In the wake of the 1985 Economic Stabilization Plan, which introduced more fiscal discipline, devaluation of the currency and the suspension of cost-of-living allowances, hyperinflation began to fall. The government also undertook a long-term program to sell off state-owned companies, deregulate markets and reduce state spending.
All of these measures, which marked the end of the socialist era of Israel’s economy, set the stage for the period of rapid economic expansion that followed.
The new, liberalized economic environment helped let loose free enterprise, innovation and entrepreneurship that had been stifled over the decades but which had always existed, if only latently, within Israeli society.
Nowhere is this more evident than in the hi-tech field. Israel’s workforce has a large proportion of scientists and engineers. There are 140 scientists and technicians and 135 engineers for every 10,000 people, the highest ratio in the world. But Israel also has a unique mix of entrepreneurs and venture capitalists that are capable of turning new ideas into commercial products.
Kibbutzim that for decades had been run according to purely socialist ideology quickly made the transition to a competitive, capitalist market. The legendary Kibbutz Deganya, home to the Gordons, also came to house businesses such as Toolgal – a producer of blades studded with diamonds that cut concrete and metal.
Though physically located on a kibbutz, Toolgal was run in accordance with the strictest capitalist criteria.
Skilled workers from outside the kibbutz were hired, business decisions were made in according to profit/loss criteria, and the company competed in the international arena.
Entrepreneur par excellence Eli Hurvitz, the legendary CEO of Teva Pharmaceuticals, grew up in a Labor Zionist household and was a member of Kibbutz Tel Katzir before leaving for the world of business.
If the Jews of Israel had lacked the requisite entrepreneurial acumen, privatization of industry, relaxation of government control over capital markets and other reforms alone would never have sufficed to transform Israel into such an innovative economic powerhouse.
While it may be true that socialism was the dominant articulated ethos in the first decades of the State of Israel’s existence, the Jews of Israel – like Jews elsewhere – always had a predisposition to capitalism and free markets.

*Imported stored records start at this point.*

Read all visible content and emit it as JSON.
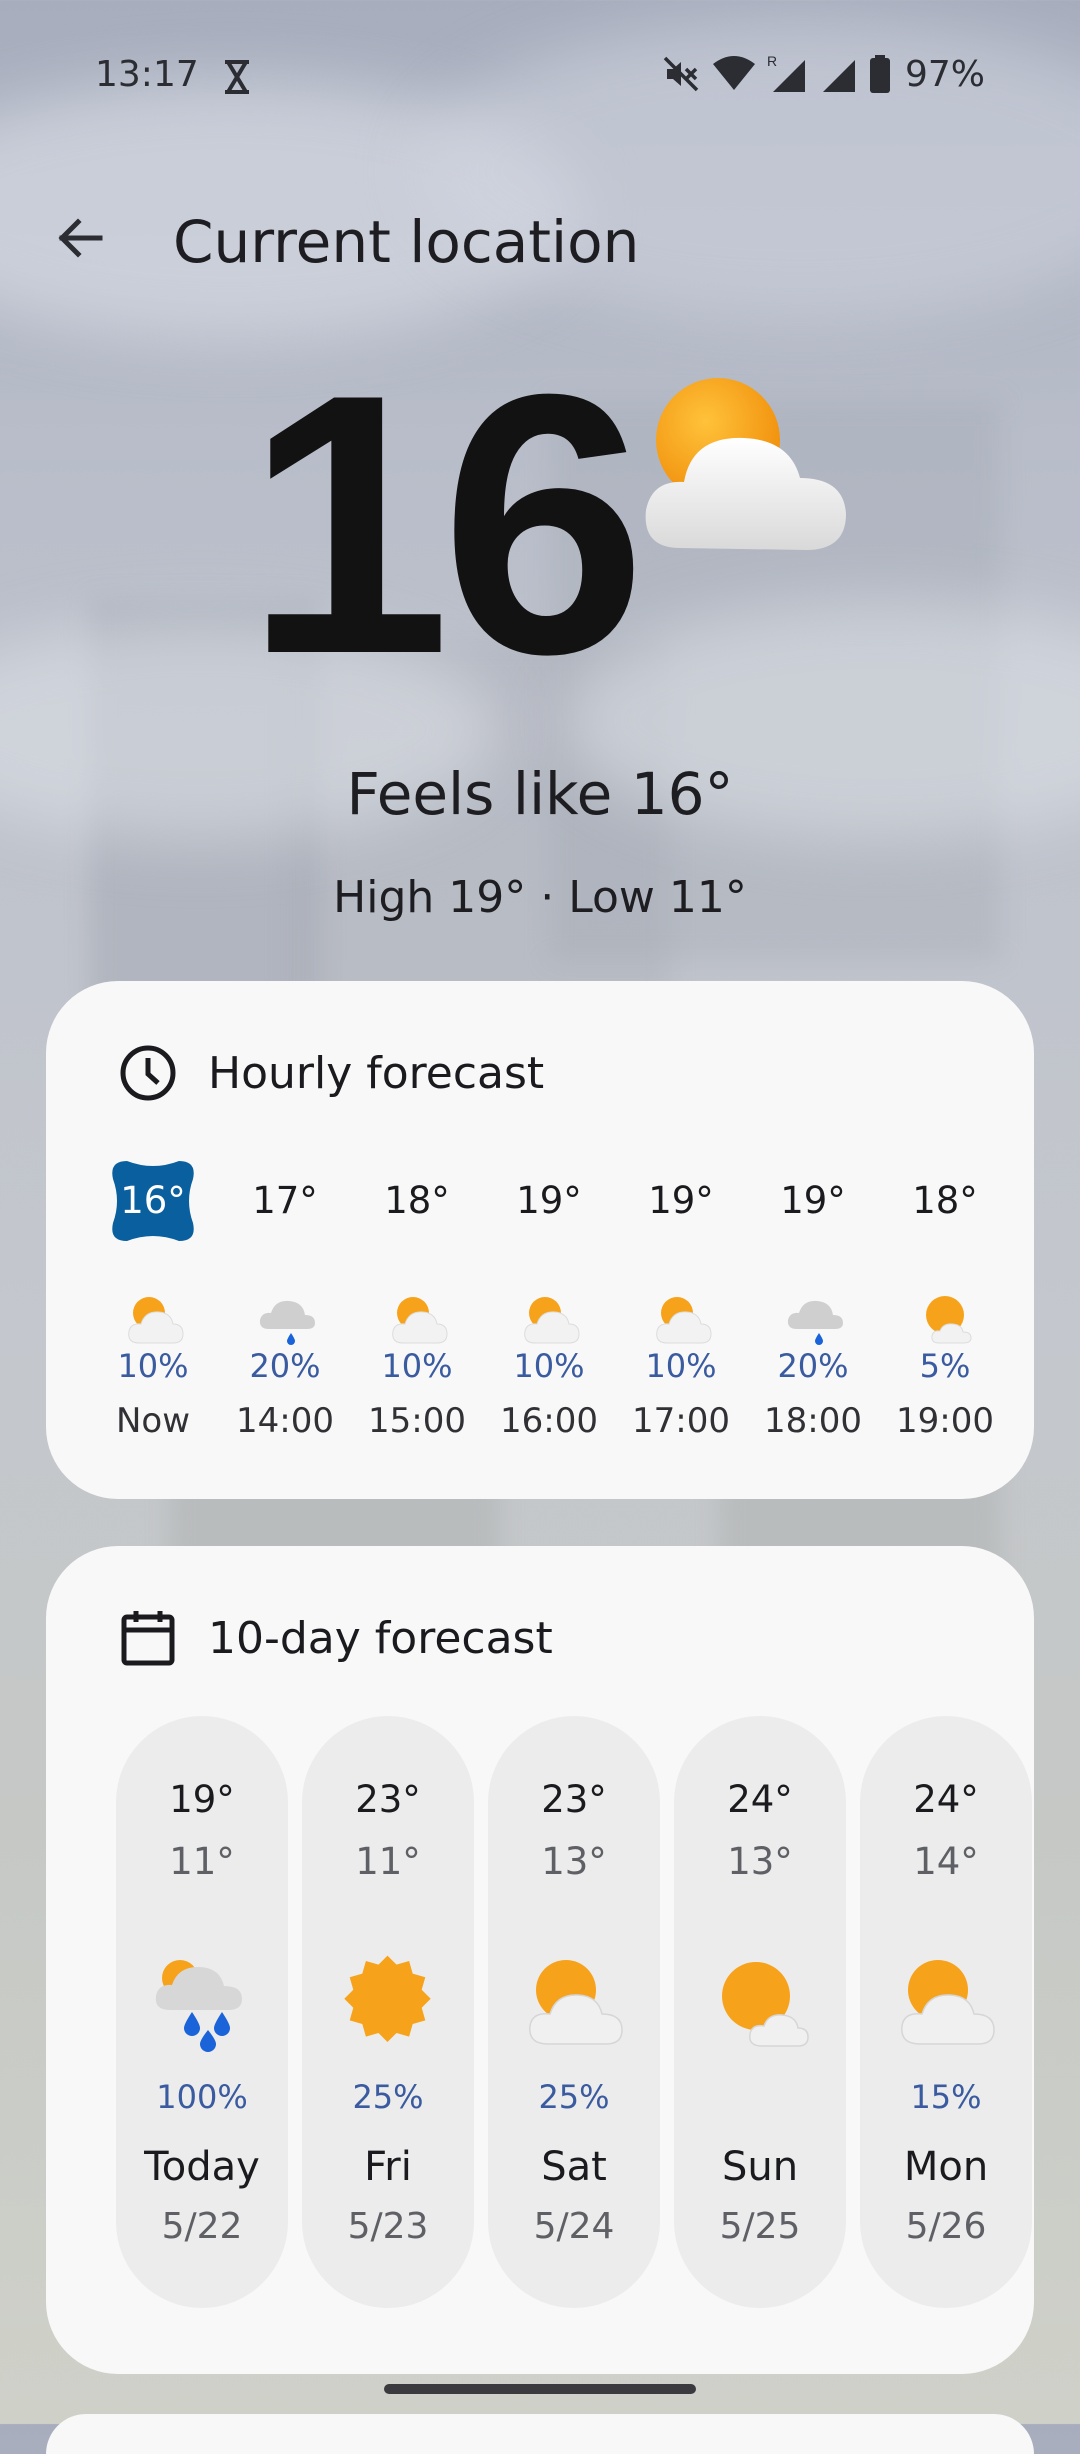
{
  "status_bar": {
    "time": "13:17",
    "battery": "97%",
    "icons": [
      "hourglass-icon",
      "mute-icon",
      "wifi-icon",
      "signal-roaming-icon",
      "signal-icon",
      "battery-icon"
    ]
  },
  "header": {
    "back_icon": "arrow-left-icon",
    "title": "Current location"
  },
  "current": {
    "temperature": "16",
    "condition_icon": "partly-cloudy-icon",
    "feels_like": "Feels like 16°",
    "high_low": "High 19° · Low 11°"
  },
  "hourly": {
    "title": "Hourly forecast",
    "icon": "clock-icon",
    "items": [
      {
        "temp": "16°",
        "icon": "partly-cloudy-icon",
        "pop": "10%",
        "time": "Now",
        "current": true
      },
      {
        "temp": "17°",
        "icon": "cloud-drizzle-icon",
        "pop": "20%",
        "time": "14:00"
      },
      {
        "temp": "18°",
        "icon": "partly-cloudy-icon",
        "pop": "10%",
        "time": "15:00"
      },
      {
        "temp": "19°",
        "icon": "partly-cloudy-icon",
        "pop": "10%",
        "time": "16:00"
      },
      {
        "temp": "19°",
        "icon": "partly-cloudy-icon",
        "pop": "10%",
        "time": "17:00"
      },
      {
        "temp": "19°",
        "icon": "cloud-drizzle-icon",
        "pop": "20%",
        "time": "18:00"
      },
      {
        "temp": "18°",
        "icon": "mostly-sunny-icon",
        "pop": "5%",
        "time": "19:00"
      }
    ]
  },
  "daily": {
    "title": "10-day forecast",
    "icon": "calendar-icon",
    "items": [
      {
        "high": "19°",
        "low": "11°",
        "icon": "rain-showers-icon",
        "pop": "100%",
        "day": "Today",
        "date": "5/22"
      },
      {
        "high": "23°",
        "low": "11°",
        "icon": "sunny-icon",
        "pop": "25%",
        "day": "Fri",
        "date": "5/23"
      },
      {
        "high": "23°",
        "low": "13°",
        "icon": "partly-cloudy-icon",
        "pop": "25%",
        "day": "Sat",
        "date": "5/24"
      },
      {
        "high": "24°",
        "low": "13°",
        "icon": "mostly-sunny-icon",
        "pop": "",
        "day": "Sun",
        "date": "5/25"
      },
      {
        "high": "24°",
        "low": "14°",
        "icon": "partly-cloudy-icon",
        "pop": "15%",
        "day": "Mon",
        "date": "5/26"
      }
    ]
  },
  "colors": {
    "accent_badge": "#0a5f9e",
    "precip_text": "#3a5ba0",
    "card_bg": "#f8f8f8",
    "pill_bg": "#ececec",
    "sun": "#f7a21b",
    "rain": "#1a63d8"
  }
}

Before achieving national independence Jews excelled as citizens in their various host countries. Today the Jewish state’s industries – particularly hitech – compete as equals in international markets. In hindsight, the shortlived era of socialism was nothing but an unrepresentative blip.